(Website and app data records)
= = = = =

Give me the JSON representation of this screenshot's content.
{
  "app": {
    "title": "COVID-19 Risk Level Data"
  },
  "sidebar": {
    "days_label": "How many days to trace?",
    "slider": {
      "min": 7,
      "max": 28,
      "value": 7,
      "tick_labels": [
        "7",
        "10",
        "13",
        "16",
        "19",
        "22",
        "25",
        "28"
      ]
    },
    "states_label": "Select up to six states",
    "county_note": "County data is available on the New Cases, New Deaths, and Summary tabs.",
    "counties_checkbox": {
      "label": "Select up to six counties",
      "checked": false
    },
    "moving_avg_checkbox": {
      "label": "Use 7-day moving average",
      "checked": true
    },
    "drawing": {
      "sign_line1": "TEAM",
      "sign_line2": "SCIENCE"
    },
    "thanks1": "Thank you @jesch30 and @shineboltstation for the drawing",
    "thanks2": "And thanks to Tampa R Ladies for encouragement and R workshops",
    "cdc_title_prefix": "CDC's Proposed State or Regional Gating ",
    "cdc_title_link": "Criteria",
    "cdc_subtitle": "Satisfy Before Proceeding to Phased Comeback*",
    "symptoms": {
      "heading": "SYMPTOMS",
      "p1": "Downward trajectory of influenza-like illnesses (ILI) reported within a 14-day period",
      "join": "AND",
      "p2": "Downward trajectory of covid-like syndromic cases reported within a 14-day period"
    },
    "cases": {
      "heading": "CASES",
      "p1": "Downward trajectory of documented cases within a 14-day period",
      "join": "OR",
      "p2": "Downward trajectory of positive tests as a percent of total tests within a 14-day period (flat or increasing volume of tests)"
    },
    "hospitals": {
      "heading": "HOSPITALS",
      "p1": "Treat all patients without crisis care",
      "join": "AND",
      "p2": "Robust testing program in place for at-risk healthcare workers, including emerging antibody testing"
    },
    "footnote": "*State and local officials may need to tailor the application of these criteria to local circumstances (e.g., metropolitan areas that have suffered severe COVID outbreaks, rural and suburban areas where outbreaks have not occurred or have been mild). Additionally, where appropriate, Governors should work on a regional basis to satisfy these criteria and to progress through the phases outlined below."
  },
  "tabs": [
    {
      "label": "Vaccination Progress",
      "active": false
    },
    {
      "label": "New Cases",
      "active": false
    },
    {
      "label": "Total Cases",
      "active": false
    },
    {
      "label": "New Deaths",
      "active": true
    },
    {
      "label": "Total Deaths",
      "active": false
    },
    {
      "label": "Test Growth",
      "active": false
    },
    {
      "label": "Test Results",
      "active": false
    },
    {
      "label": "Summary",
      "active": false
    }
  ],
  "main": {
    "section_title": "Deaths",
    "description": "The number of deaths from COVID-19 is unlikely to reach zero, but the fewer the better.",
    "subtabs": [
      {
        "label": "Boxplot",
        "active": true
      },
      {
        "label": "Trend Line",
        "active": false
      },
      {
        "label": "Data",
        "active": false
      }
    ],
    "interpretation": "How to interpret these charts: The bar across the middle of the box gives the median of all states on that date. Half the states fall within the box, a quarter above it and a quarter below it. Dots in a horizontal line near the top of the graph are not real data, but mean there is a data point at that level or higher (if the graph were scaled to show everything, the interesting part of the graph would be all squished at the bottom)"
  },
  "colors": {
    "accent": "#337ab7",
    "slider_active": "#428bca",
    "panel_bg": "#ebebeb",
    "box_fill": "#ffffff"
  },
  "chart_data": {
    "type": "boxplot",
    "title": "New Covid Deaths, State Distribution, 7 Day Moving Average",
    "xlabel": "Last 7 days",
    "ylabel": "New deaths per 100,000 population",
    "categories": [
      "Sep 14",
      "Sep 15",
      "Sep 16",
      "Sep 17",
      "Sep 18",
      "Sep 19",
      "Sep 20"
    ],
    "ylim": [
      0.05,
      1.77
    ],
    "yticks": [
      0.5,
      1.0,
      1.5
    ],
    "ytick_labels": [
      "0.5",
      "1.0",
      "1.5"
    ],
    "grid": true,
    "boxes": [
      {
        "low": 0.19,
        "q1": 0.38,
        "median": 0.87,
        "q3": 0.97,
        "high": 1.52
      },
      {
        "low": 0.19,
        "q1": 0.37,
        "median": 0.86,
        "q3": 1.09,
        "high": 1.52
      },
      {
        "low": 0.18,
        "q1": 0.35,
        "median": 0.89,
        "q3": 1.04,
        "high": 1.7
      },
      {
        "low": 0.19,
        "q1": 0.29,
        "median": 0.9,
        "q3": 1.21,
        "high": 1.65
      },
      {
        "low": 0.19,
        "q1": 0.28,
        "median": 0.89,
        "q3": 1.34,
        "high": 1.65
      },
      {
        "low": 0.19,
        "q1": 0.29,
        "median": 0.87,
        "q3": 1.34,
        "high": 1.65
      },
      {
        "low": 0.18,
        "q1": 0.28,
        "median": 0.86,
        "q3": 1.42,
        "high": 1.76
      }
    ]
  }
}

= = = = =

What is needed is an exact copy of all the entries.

▶ Completed task:
Give me the JSON representation of this screenshot's content.
{
  "app": {
    "title": "COVID-19 Risk Level Data"
  },
  "sidebar": {
    "days_label": "How many days to trace?",
    "slider": {
      "min": 7,
      "max": 28,
      "value": 7,
      "tick_labels": [
        "7",
        "10",
        "13",
        "16",
        "19",
        "22",
        "25",
        "28"
      ]
    },
    "states_label": "Select up to six states",
    "county_note": "County data is available on the New Cases, New Deaths, and Summary tabs.",
    "counties_checkbox": {
      "label": "Select up to six counties",
      "checked": false
    },
    "moving_avg_checkbox": {
      "label": "Use 7-day moving average",
      "checked": true
    },
    "drawing": {
      "sign_line1": "TEAM",
      "sign_line2": "SCIENCE"
    },
    "thanks1": "Thank you @jesch30 and @shineboltstation for the drawing",
    "thanks2": "And thanks to Tampa R Ladies for encouragement and R workshops",
    "cdc_title_prefix": "CDC's Proposed State or Regional Gating ",
    "cdc_title_link": "Criteria",
    "cdc_subtitle": "Satisfy Before Proceeding to Phased Comeback*",
    "symptoms": {
      "heading": "SYMPTOMS",
      "p1": "Downward trajectory of influenza-like illnesses (ILI) reported within a 14-day period",
      "join": "AND",
      "p2": "Downward trajectory of covid-like syndromic cases reported within a 14-day period"
    },
    "cases": {
      "heading": "CASES",
      "p1": "Downward trajectory of documented cases within a 14-day period",
      "join": "OR",
      "p2": "Downward trajectory of positive tests as a percent of total tests within a 14-day period (flat or increasing volume of tests)"
    },
    "hospitals": {
      "heading": "HOSPITALS",
      "p1": "Treat all patients without crisis care",
      "join": "AND",
      "p2": "Robust testing program in place for at-risk healthcare workers, including emerging antibody testing"
    },
    "footnote": "*State and local officials may need to tailor the application of these criteria to local circumstances (e.g., metropolitan areas that have suffered severe COVID outbreaks, rural and suburban areas where outbreaks have not occurred or have been mild). Additionally, where appropriate, Governors should work on a regional basis to satisfy these criteria and to progress through the phases outlined below."
  },
  "tabs": [
    {
      "label": "Vaccination Progress",
      "active": false
    },
    {
      "label": "New Cases",
      "active": false
    },
    {
      "label": "Total Cases",
      "active": false
    },
    {
      "label": "New Deaths",
      "active": true
    },
    {
      "label": "Total Deaths",
      "active": false
    },
    {
      "label": "Test Growth",
      "active": false
    },
    {
      "label": "Test Results",
      "active": false
    },
    {
      "label": "Summary",
      "active": false
    }
  ],
  "main": {
    "section_title": "Deaths",
    "description": "The number of deaths from COVID-19 is unlikely to reach zero, but the fewer the better.",
    "subtabs": [
      {
        "label": "Boxplot",
        "active": true
      },
      {
        "label": "Trend Line",
        "active": false
      },
      {
        "label": "Data",
        "active": false
      }
    ],
    "interpretation": "How to interpret these charts: The bar across the middle of the box gives the median of all states on that date. Half the states fall within the box, a quarter above it and a quarter below it. Dots in a horizontal line near the top of the graph are not real data, but mean there is a data point at that level or higher (if the graph were scaled to show everything, the interesting part of the graph would be all squished at the bottom)"
  },
  "colors": {
    "accent": "#337ab7",
    "slider_active": "#428bca",
    "panel_bg": "#ebebeb",
    "box_fill": "#ffffff"
  },
  "chart_data": {
    "type": "boxplot",
    "title": "New Covid Deaths, State Distribution, 7 Day Moving Average",
    "xlabel": "Last 7 days",
    "ylabel": "New deaths per 100,000 population",
    "categories": [
      "Sep 14",
      "Sep 15",
      "Sep 16",
      "Sep 17",
      "Sep 18",
      "Sep 19",
      "Sep 20"
    ],
    "ylim": [
      0.05,
      1.77
    ],
    "yticks": [
      0.5,
      1.0,
      1.5
    ],
    "ytick_labels": [
      "0.5",
      "1.0",
      "1.5"
    ],
    "grid": true,
    "boxes": [
      {
        "low": 0.19,
        "q1": 0.38,
        "median": 0.87,
        "q3": 0.97,
        "high": 1.52
      },
      {
        "low": 0.19,
        "q1": 0.37,
        "median": 0.86,
        "q3": 1.09,
        "high": 1.52
      },
      {
        "low": 0.18,
        "q1": 0.35,
        "median": 0.89,
        "q3": 1.04,
        "high": 1.7
      },
      {
        "low": 0.19,
        "q1": 0.29,
        "median": 0.9,
        "q3": 1.21,
        "high": 1.65
      },
      {
        "low": 0.19,
        "q1": 0.28,
        "median": 0.89,
        "q3": 1.34,
        "high": 1.65
      },
      {
        "low": 0.19,
        "q1": 0.29,
        "median": 0.87,
        "q3": 1.34,
        "high": 1.65
      },
      {
        "low": 0.18,
        "q1": 0.28,
        "median": 0.86,
        "q3": 1.42,
        "high": 1.76
      }
    ]
  }
}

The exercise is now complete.